Hitherto, the Palestinians had been relatively immune to this Allahu Akhbar style. I thought this was a hugely retrograde development. I said as much to Edward. To reprint Nazi propaganda and to make a theocratic claim to Spanish soil was to be a protofascist and a supporter of 'Caliphate' imperialism: it had nothing at all to do with the mistreatment of the Palestinians. Once again, he did not exactly disagree. But he was anxious to emphasize that the Israelis had often encouraged Hamas as a foil against Fatah and the PLO. This I had known since seeing the burning out of leftist Palestinians by Muslim mobs in Gaza as early as 1981. Yet once again, it seemed Edward could only condemn Islamism if it could somehow be blamed on either Israel or the United States or the West, and not as a thing in itself.
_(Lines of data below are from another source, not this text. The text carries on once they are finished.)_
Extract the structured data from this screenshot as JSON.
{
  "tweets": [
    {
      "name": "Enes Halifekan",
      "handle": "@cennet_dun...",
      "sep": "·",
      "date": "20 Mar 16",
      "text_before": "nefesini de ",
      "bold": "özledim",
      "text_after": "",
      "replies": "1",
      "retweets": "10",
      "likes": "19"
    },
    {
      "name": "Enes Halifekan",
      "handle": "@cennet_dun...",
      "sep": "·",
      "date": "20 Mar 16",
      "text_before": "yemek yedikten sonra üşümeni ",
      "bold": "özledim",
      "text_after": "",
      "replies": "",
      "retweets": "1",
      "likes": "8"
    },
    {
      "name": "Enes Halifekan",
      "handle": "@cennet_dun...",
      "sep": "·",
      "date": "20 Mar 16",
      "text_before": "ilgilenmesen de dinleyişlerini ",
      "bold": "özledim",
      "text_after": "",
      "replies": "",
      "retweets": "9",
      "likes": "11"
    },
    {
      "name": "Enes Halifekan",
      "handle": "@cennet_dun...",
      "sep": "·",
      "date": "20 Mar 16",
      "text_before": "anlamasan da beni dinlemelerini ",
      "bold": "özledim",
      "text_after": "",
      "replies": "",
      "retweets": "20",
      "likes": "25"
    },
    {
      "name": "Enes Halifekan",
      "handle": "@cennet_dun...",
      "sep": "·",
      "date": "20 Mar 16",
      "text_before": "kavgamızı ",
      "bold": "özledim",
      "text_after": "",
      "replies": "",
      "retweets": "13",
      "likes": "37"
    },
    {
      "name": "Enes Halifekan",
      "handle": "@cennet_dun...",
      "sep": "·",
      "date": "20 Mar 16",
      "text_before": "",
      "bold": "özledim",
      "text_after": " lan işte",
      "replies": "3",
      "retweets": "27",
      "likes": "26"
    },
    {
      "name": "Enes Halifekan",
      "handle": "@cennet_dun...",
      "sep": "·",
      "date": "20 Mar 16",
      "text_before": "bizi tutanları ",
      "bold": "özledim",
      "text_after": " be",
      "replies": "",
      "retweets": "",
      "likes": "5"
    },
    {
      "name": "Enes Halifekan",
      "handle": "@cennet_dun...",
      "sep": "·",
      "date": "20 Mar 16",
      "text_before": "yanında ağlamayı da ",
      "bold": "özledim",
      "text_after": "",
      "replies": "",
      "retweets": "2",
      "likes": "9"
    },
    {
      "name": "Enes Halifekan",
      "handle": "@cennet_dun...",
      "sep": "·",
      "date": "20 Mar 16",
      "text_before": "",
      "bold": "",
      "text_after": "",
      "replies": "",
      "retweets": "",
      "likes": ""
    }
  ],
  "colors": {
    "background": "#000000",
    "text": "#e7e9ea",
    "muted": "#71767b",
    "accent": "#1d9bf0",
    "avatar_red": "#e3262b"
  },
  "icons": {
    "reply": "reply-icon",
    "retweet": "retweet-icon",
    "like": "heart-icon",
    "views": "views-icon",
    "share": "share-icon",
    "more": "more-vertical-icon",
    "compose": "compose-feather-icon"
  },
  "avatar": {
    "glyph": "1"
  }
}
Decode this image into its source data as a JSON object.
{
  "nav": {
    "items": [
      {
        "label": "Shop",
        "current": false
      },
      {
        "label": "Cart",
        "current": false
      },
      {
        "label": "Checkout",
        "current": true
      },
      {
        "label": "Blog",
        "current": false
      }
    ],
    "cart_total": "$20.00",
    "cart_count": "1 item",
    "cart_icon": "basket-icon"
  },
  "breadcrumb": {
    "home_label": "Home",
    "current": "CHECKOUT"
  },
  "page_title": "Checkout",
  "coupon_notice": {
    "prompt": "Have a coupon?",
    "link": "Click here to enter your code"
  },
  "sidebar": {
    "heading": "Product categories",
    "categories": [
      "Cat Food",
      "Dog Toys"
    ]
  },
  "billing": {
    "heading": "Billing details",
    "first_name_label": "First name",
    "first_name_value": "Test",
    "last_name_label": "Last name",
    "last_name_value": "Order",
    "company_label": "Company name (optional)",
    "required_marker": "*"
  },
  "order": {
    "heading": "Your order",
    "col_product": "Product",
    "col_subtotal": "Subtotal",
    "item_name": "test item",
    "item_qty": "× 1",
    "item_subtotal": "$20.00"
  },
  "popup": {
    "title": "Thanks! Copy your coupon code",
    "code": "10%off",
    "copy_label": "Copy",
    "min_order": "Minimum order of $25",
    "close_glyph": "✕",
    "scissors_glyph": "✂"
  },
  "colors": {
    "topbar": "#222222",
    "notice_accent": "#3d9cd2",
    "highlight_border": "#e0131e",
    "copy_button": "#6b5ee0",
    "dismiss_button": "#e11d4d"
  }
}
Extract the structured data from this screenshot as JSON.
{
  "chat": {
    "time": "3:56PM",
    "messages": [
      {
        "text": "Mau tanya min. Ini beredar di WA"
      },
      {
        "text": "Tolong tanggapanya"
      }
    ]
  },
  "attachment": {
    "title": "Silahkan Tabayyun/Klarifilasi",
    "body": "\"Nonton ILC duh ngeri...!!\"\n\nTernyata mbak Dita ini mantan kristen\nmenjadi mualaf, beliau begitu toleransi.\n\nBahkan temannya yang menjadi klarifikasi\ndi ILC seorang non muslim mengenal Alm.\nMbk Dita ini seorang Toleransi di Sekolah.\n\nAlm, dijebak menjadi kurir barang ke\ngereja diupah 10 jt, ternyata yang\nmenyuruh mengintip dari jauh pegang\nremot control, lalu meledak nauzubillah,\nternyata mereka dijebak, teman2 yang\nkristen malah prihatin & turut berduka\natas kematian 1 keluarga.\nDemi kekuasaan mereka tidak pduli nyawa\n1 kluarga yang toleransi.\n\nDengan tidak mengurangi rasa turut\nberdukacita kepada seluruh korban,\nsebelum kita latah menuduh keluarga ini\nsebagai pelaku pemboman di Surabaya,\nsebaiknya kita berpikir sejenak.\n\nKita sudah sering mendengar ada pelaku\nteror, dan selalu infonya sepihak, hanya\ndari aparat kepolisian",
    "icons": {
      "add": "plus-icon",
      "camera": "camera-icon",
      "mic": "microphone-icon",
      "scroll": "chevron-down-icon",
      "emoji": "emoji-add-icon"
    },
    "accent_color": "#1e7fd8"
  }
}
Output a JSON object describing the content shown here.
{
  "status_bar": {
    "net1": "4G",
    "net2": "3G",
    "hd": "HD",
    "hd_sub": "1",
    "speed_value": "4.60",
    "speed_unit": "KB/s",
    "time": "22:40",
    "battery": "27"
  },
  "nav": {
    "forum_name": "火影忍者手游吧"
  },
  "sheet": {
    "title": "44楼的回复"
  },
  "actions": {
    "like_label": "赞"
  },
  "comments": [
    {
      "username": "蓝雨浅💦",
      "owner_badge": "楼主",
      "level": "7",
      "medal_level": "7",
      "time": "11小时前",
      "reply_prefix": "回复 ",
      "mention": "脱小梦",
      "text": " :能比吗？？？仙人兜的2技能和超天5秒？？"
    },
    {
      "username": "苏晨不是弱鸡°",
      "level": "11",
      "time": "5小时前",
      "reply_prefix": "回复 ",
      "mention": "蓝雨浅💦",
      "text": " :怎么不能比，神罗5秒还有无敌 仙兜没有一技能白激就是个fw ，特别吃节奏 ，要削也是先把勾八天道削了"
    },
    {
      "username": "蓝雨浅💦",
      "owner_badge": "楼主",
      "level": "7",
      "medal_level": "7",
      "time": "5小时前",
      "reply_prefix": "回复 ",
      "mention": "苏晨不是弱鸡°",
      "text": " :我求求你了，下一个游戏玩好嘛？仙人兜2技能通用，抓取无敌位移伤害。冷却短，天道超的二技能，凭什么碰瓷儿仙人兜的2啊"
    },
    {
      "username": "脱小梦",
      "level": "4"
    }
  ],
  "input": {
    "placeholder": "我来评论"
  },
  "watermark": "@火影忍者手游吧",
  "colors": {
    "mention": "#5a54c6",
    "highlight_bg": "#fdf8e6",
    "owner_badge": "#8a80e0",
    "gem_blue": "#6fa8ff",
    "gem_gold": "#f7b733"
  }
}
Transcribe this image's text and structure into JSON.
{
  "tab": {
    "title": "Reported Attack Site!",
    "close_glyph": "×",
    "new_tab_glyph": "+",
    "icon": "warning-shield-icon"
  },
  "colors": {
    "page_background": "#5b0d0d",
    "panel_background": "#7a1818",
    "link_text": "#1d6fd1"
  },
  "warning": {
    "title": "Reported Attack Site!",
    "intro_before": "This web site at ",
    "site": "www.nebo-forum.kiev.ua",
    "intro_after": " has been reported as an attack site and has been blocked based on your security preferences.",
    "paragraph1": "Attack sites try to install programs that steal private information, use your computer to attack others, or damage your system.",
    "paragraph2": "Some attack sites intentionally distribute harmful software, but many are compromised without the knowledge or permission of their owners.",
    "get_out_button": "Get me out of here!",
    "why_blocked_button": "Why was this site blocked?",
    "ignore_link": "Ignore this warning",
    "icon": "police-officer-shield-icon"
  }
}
He sometimes employed the same sort of knight's move when discussing other Arabist movements, excoriating Saddam Hussein's Ba'ath Party, for example, mainly because it had once enjoyed the support of the CIA. But when Saddam was really being attacked, as in the case of his use of chemical weapons on noncombatants at Halabja, Edward gave second-hand currency to the falsified story that it had 'really' been the Iranians who had done it. If that didn't work, well, hadn't the United States sold Saddam the weaponry in the first place? Finally, and always—and this question wasn't automatically discredited by being a change of subject—what about Israel's unwanted and ugly rule over more and more millions of non-Jews?I evolved a test for this mentality, which I applied to more people than Edward. What would, or did, the relevant person say when the United States intervened to stop the massacres and dispossessions in Bosnia-Herzegovina and Kosovo? Here were two majority-Muslim territories and populations being vilely mistreated by Orthodox and Catholic Christians. There was no oil in the region. The state interests of Israel were not involved (indeed, Ariel Sharon publicly opposed the return of the Kosovar refugees to their homes on the grounds that it set an alarming—I want to say 'unsettling'—precedent). The usual national-security 'hawks,' like Henry Kissinger, were also strongly opposed to the mission. One evening at Edward's apartment, with the other guest being the mercurial, courageous Azmi Bishara, then one of the more distinguished Arab members of the Israeli parliament, I was finally able to leave the arguing to someone else. Bishara [...] was quite shocked that Edward would not lend public support to Clinton for finally doing the right thing in the Balkans. Why was he being so stubborn? I had begun by then—belatedly you may say—to guess. Rather like our then-friend Noam Chomsky, Edward in the final instance believed that if the United States was doing something, then that thing could not by definition be a moral or ethical action.